Joachim Stenhjem's profile image
Joachim Stenhjem posted Nov 30, 2021 05:23 PM
Anyone with experience for DNS BIND application monitoring in UIM.
Customer is requesting performance and statistics. I have found some 3de party addons for monitoring, but would try to keep uim as main application.

Any suggestions?
Gregg Stillwell's profile image
Broadcom Employee Gregg Stillwell
TYpically you can monitor bind deamon with processes probe to gather cpu and memory stats. Process name varies for different flavors. Also use logmon to monitor any associated logs. For performance monitoring of DNS you can use dns_response probe on robots through out your environment to track response times and connectivity from different points.
Keith Kruepke's profile image
Keith Kruepke
I'll second the recommendation to use the dns_response probe. From a performance monitoring perspective, nothing is more important than how the application is behaving, which the dns_response probe does a good job of measuring. I've been pretty impressed with the options available in that probe; it seems to work well multiple purposes:

  • Health of authoritative DNS servers
  • Health of caching DNS servers
  • Validation of important DNS entries
It sounds like you also have a need for data the dns_response probe doesn't collect (maybe even something like queries per minute), so you'll probably need to combine it with other information.
Joachim Stenhjem's profile image
Joachim Stenhjem

Thanks for the feedback. It's always good to have a chat at the watercooler before diving into something new. :)

During my own investigations I found a clever initiative internal to the Bind service.

BIND listens for queries on Port 53. It listens for communication from RNDC on port 953. And it can be configured to listen for statistics requests on another port, typically port 80. 

To configure BIND so that it will offer statistics to clients that connect looking for them, you must enable statistics channels in the BIND configuration file. Enter something like this:

    statistics-channels {

         inet port 80 allow {my_nets;};

         inet port 8080 allow {any;};




With BIND using that configuration information, a client connecting to port 80 at or to port 8080 at can use the HTTP protocol to receive statistics. The format in which the statistics are delivered depends on the URI presented by the client.

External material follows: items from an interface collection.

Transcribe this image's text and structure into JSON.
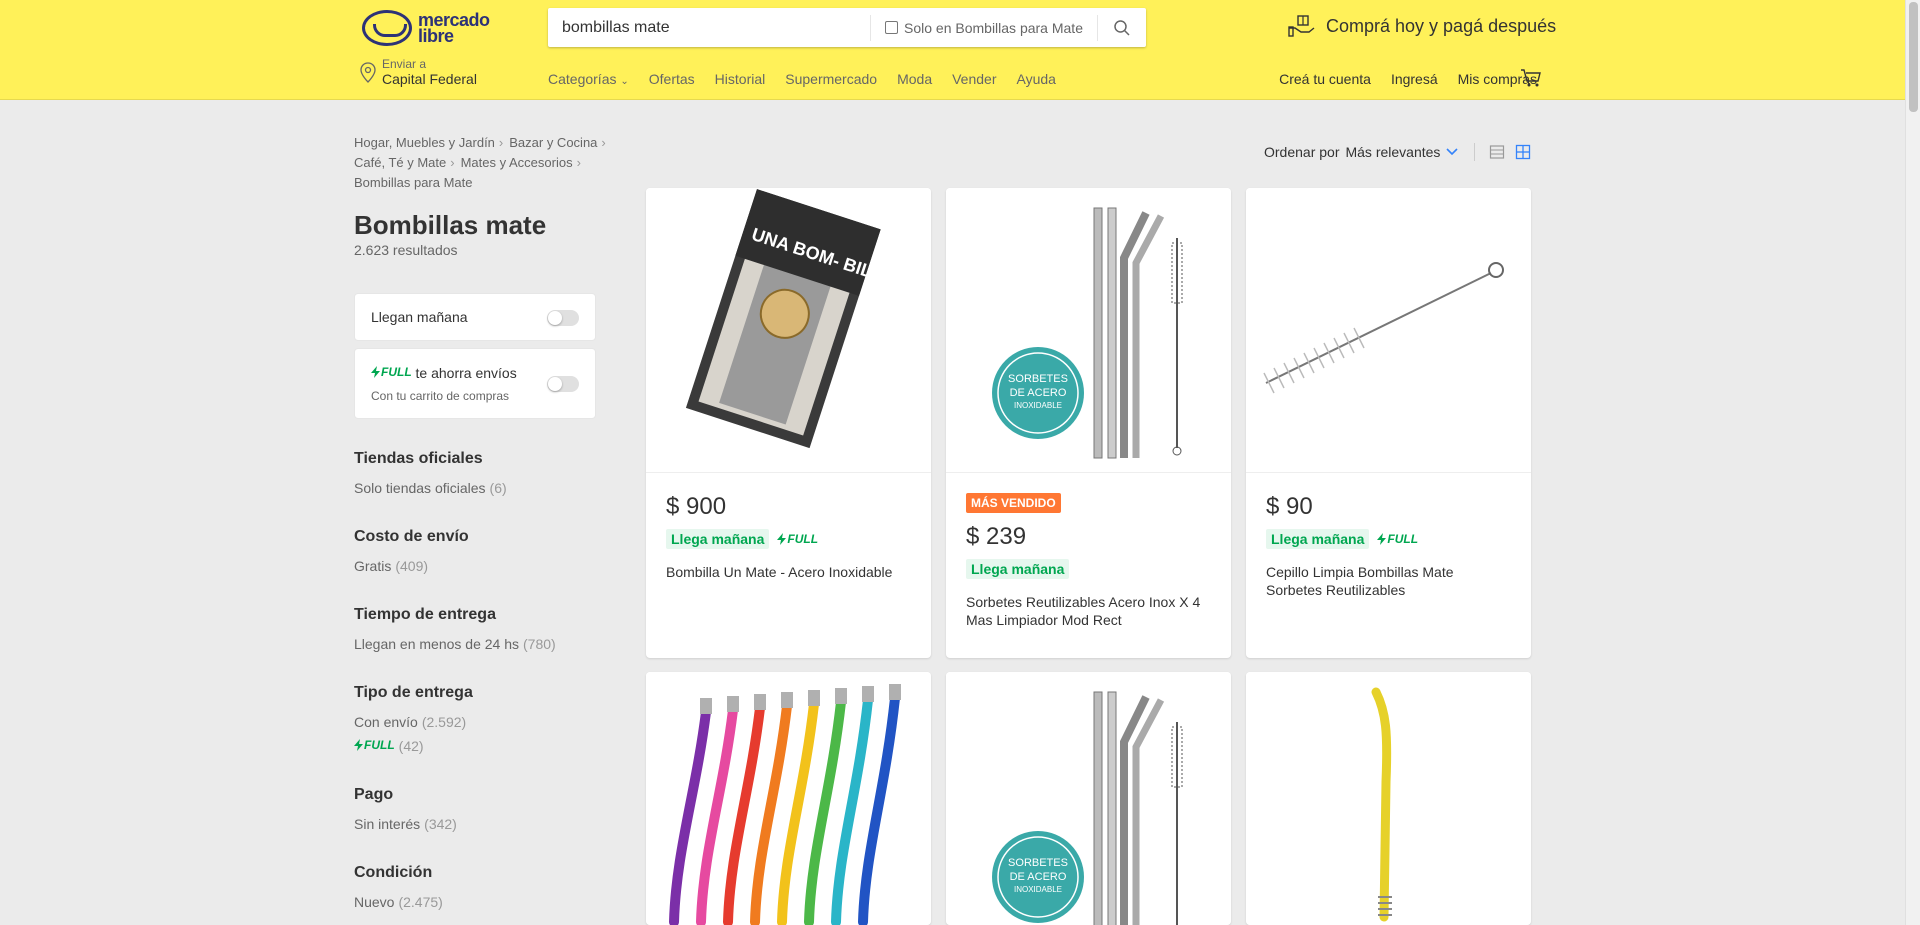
{
  "header": {
    "logo_text": "mercado libre",
    "search_value": "bombillas mate",
    "search_scope": "Solo en Bombillas para Mate",
    "promo": "Comprá hoy y pagá después",
    "location_label": "Enviar a",
    "location_value": "Capital Federal",
    "nav": [
      "Categorías",
      "Ofertas",
      "Historial",
      "Supermercado",
      "Moda",
      "Vender",
      "Ayuda"
    ],
    "user_nav": [
      "Creá tu cuenta",
      "Ingresá",
      "Mis compras"
    ],
    "colors": {
      "brand_yellow": "#fff159",
      "logo_blue": "#2d3277"
    }
  },
  "breadcrumb": [
    "Hogar, Muebles y Jardín",
    "Bazar y Cocina",
    "Café, Té y Mate",
    "Mates y Accesorios",
    "Bombillas para Mate"
  ],
  "page": {
    "title": "Bombillas mate",
    "results": "2.623 resultados"
  },
  "filters": {
    "llegan_manana": "Llegan mañana",
    "full_label": "FULL",
    "full_text": "te ahorra envíos",
    "full_sub": "Con tu carrito de compras"
  },
  "facets": [
    {
      "title": "Tiendas oficiales",
      "options": [
        {
          "label": "Solo tiendas oficiales",
          "qty": "(6)"
        }
      ]
    },
    {
      "title": "Costo de envío",
      "options": [
        {
          "label": "Gratis",
          "qty": "(409)"
        }
      ]
    },
    {
      "title": "Tiempo de entrega",
      "options": [
        {
          "label": "Llegan en menos de 24 hs",
          "qty": "(780)"
        }
      ]
    },
    {
      "title": "Tipo de entrega",
      "options": [
        {
          "label": "Con envío",
          "qty": "(2.592)"
        },
        {
          "label": "FULL",
          "qty": "(42)"
        }
      ]
    },
    {
      "title": "Pago",
      "options": [
        {
          "label": "Sin interés",
          "qty": "(342)"
        }
      ]
    },
    {
      "title": "Condición",
      "options": [
        {
          "label": "Nuevo",
          "qty": "(2.475)"
        }
      ]
    }
  ],
  "sort": {
    "label": "Ordenar por",
    "value": "Más relevantes"
  },
  "products": [
    {
      "price": "$ 900",
      "badge": "",
      "delivery": "Llega mañana",
      "full": "FULL",
      "title": "Bombilla Un Mate - Acero Inoxidable",
      "box_text": "UNA BOM- BILLA"
    },
    {
      "price": "$ 239",
      "badge": "MÁS VENDIDO",
      "delivery": "Llega mañana",
      "full": "",
      "title": "Sorbetes Reutilizables Acero Inox X 4 Mas Limpiador Mod Rect",
      "circle_text": "SORBETES DE ACERO INOXIDABLE"
    },
    {
      "price": "$ 90",
      "badge": "",
      "delivery": "Llega mañana",
      "full": "FULL",
      "title": "Cepillo Limpia Bombillas Mate Sorbetes Reutilizables"
    },
    {
      "title": ""
    },
    {
      "circle_text": "SORBETES DE ACERO INOXIDABLE"
    },
    {
      "title": ""
    }
  ]
}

Statistics are available in XML and now JSON formats.

I believe I will combine a setup using the DNS_responce probe for confirming the "users point of view" and using the server statistics for proactive performance monitoring with another probe for XML or JSON. I have not concluded the last part yet, but will probably make use of the logmon probe.